First, a request: if you are stating opinions, please do so in the spirit that concedes that others may have other perfectly valid opinions. Like email, blog comments seem to be a forum in which it is difficult not to express things abruptly and so appear rude. It’s not always easy I know, to make sure that what we write has a gentle manner. I would ask us all to try. [People] must expect critique of their position, but they should not have to put up with rudeness. ….
If you can explain why you think as you do, that would be helpful, especially if you don’t like something. If you do not, then what you are giving us [seems] just a subjective opinion….[And] if they are opinions, let’s make it clear that this is all they are rather than presenting them as indisputable truths….
Archeologism: the comments of some seem to stem from an assumption that culture existed in a perfect form at some point in the past and that the work of man over time has caused it to degenerate. The main concern for those who believe this, therefore, is a strict conformity to the past glorious (sometimes arbitrarily assigned) age. Working from tradition, in contrast, is more nuanced. It respects the past and does not seek change without good reason, but always seeks to understand why something was done in a particular way. It accepts that sometimes we must develop and reapply the core principles in response to contemporary challenges or if there is a need to communicate something new. Sometimes this development will be so great that a new tradition is established…..
Dealing with imperfection: even if something is partially wrong or in error or even just disliked, it doesn’t mean that we can’t learn something from it……
As a general principle, given that we are in a process of re-establishing a culture of beauty, I would generally advocate a conservative approach to what goes in our churches at the moment. However,…. flexibility and adaptability underpinned by good discernment is the source of richness and vigor in Christian culture. …No doubt along the way there were innovations … that were rejected as a whole, but nonetheless contributed something to what eventually became … acceptable.
These are adapted excerpts the full article is here: Some Thoughts About Criticism

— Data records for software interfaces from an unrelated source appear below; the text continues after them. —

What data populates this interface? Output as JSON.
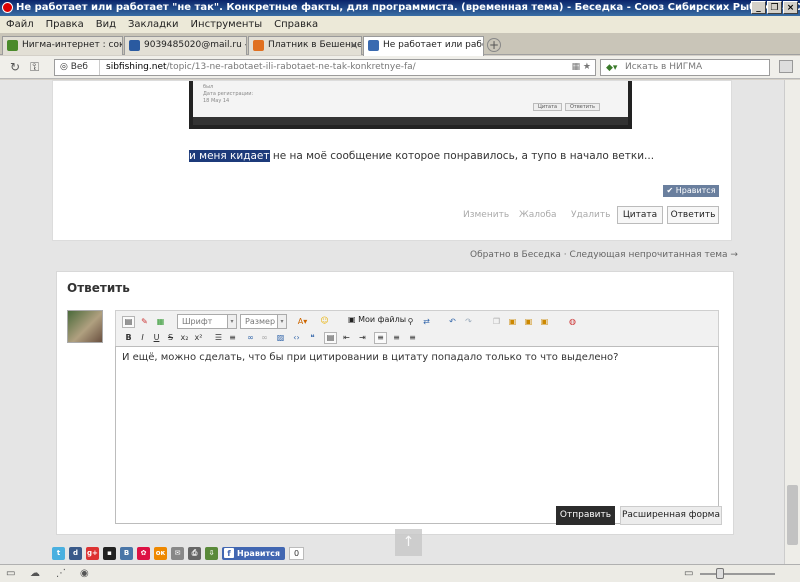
{
  "window": {
    "title": "Не работает или работает \"не так\". Конкретные факты, для программиста. (временная тема) - Беседка - Союз Сибирских Рыбаков - Opera",
    "buttons": [
      "_",
      "❐",
      "×"
    ]
  },
  "menu": [
    "Файл",
    "Правка",
    "Вид",
    "Закладки",
    "Инструменты",
    "Справка"
  ],
  "tabs": [
    {
      "label": "Нигма-интернет : союз ...",
      "color": "#4a8a2a"
    },
    {
      "label": "9039485020@mail.ru - П...",
      "color": "#2a5aa0"
    },
    {
      "label": "Платник в Бешенцево",
      "color": "#e07020"
    },
    {
      "label": "Не работает или работ...",
      "color": "#3a6ab0"
    }
  ],
  "address": {
    "web_label": "Веб",
    "domain": "sibfishing.net",
    "path": "/topic/13-ne-rabotaet-ili-rabotaet-ne-tak-konkretnye-fa/",
    "search_placeholder": "Искать в НИГМА"
  },
  "screenshot_lines": [
    "был",
    "Дата регистрации:",
    "18 May 14"
  ],
  "screenshot_buttons": [
    "Цитата",
    "Ответить"
  ],
  "post": {
    "selected": "и меня кидает",
    "rest": " не на моё сообщение которое понравилось, а тупо в начало ветки...",
    "like_badge": "✔ Нравится",
    "actions": {
      "edit": "Изменить",
      "report": "Жалоба",
      "delete": "Удалить",
      "quote": "Цитата",
      "reply": "Ответить"
    }
  },
  "thread_nav": "Обратно в Беседка · Следующая непрочитанная тема →",
  "reply": {
    "title": "Ответить",
    "font_select": "Шрифт",
    "size_select": "Размер",
    "my_files": "Мои файлы",
    "editor_text": "И ещё, можно сделать, что бы при цитировании в цитату попадало только то что выделено?",
    "send": "Отправить",
    "extended": "Расширенная форма"
  },
  "share": {
    "facebook_label": "Нравится",
    "facebook_count": "0"
  }
}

A final disclaimer. I do not claim I get the balance and the tone perfectly. This post is not written from on high, from one who is perfect, to those who are not. Rather this is for “us” who interact on this relatively new medium of the Internet where the face and person on the other side of the screen are not seen. Yet those with whom we interact ARE human persons. In recent months I have been increasingly bothered at the tone of some incoming comments, most of which I had to delete, and you never saw. Some of them were just plain unkind, others hypercritical, still others rude and riddled with personal attack. Some others were clearly only an attack, and not a request for real discussion. Some were directed personally at me, others at some of the commentators here. Still others were mean-spirited attacks at the bishops, those who prefer other permitted liturgical forms, or those who come from a different theological tradition within the Church than they.

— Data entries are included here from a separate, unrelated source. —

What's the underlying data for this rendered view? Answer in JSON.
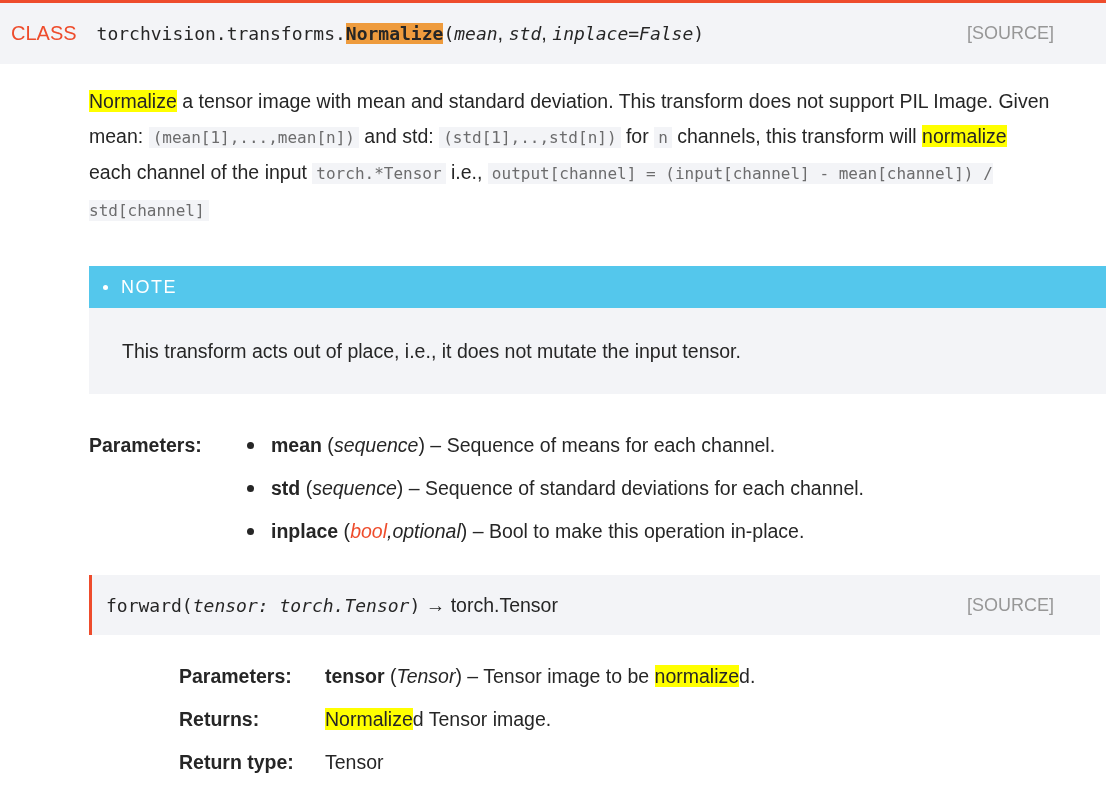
{
  "class_header": {
    "label": "CLASS",
    "signature": [
      {
        "kind": "mono",
        "text": "torchvision.transforms."
      },
      {
        "kind": "mono-hl",
        "text": "Normalize"
      },
      {
        "kind": "mono",
        "text": "("
      },
      {
        "kind": "italic-mono",
        "text": "mean"
      },
      {
        "kind": "text",
        "text": ", "
      },
      {
        "kind": "italic-mono",
        "text": "std"
      },
      {
        "kind": "text",
        "text": ", "
      },
      {
        "kind": "italic-mono",
        "text": "inplace=False"
      },
      {
        "kind": "mono",
        "text": ")"
      }
    ],
    "source_link": "[SOURCE]"
  },
  "description": [
    {
      "kind": "hl",
      "text": "Normalize"
    },
    {
      "kind": "text",
      "text": " a tensor image with mean and standard deviation. This transform does not support PIL Image. Given mean: "
    },
    {
      "kind": "code",
      "text": "(mean[1],...,mean[n])"
    },
    {
      "kind": "text",
      "text": " and std: "
    },
    {
      "kind": "code",
      "text": "(std[1],..,std[n])"
    },
    {
      "kind": "text",
      "text": " for "
    },
    {
      "kind": "code",
      "text": "n"
    },
    {
      "kind": "text",
      "text": " channels, this transform will "
    },
    {
      "kind": "hl",
      "text": "normalize"
    },
    {
      "kind": "text",
      "text": " each channel of the input "
    },
    {
      "kind": "code",
      "text": "torch.*Tensor"
    },
    {
      "kind": "text",
      "text": " i.e., "
    },
    {
      "kind": "code",
      "text": "output[channel] = (input[channel] - mean[channel]) / std[channel]"
    }
  ],
  "note": {
    "title": "NOTE",
    "text": "This transform acts out of place, i.e., it does not mutate the input tensor."
  },
  "parameters": {
    "label": "Parameters:",
    "items": [
      [
        {
          "kind": "bold",
          "text": "mean"
        },
        {
          "kind": "text",
          "text": " ("
        },
        {
          "kind": "italic",
          "text": "sequence"
        },
        {
          "kind": "text",
          "text": ") – Sequence of means for each channel."
        }
      ],
      [
        {
          "kind": "bold",
          "text": "std"
        },
        {
          "kind": "text",
          "text": " ("
        },
        {
          "kind": "italic",
          "text": "sequence"
        },
        {
          "kind": "text",
          "text": ") – Sequence of standard deviations for each channel."
        }
      ],
      [
        {
          "kind": "bold",
          "text": "inplace"
        },
        {
          "kind": "text",
          "text": " ("
        },
        {
          "kind": "italic-link",
          "text": "bool"
        },
        {
          "kind": "italic",
          "text": ",optional"
        },
        {
          "kind": "text",
          "text": ") – Bool to make this operation in-place."
        }
      ]
    ]
  },
  "method": {
    "signature": [
      {
        "kind": "mono",
        "text": "forward("
      },
      {
        "kind": "italic-mono",
        "text": "tensor: torch.Tensor"
      },
      {
        "kind": "mono",
        "text": ")"
      },
      {
        "kind": "text",
        "text": " → torch.Tensor"
      }
    ],
    "source_link": "[SOURCE]",
    "fields": [
      {
        "label": "Parameters:",
        "value": [
          {
            "kind": "bold",
            "text": "tensor"
          },
          {
            "kind": "text",
            "text": " ("
          },
          {
            "kind": "italic",
            "text": "Tensor"
          },
          {
            "kind": "text",
            "text": ") – Tensor image to be "
          },
          {
            "kind": "hl",
            "text": "normalize"
          },
          {
            "kind": "text",
            "text": "d."
          }
        ]
      },
      {
        "label": "Returns:",
        "value": [
          {
            "kind": "hl",
            "text": "Normalize"
          },
          {
            "kind": "text",
            "text": "d Tensor image."
          }
        ]
      },
      {
        "label": "Return type:",
        "value": [
          {
            "kind": "text",
            "text": "Tensor"
          }
        ]
      }
    ]
  }
}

I will say that some of these comments cause me great personal grief, whether for myself or those who are unfairly or excessively attacked. So for us all, whom Christ loves, and for whom he died, let’s consider that the one on the other side of the screen is a human person, worthy of respect. And to be clear, most of us don’t need this post in an absolute sense, but just as a gentle reminder. God bless you.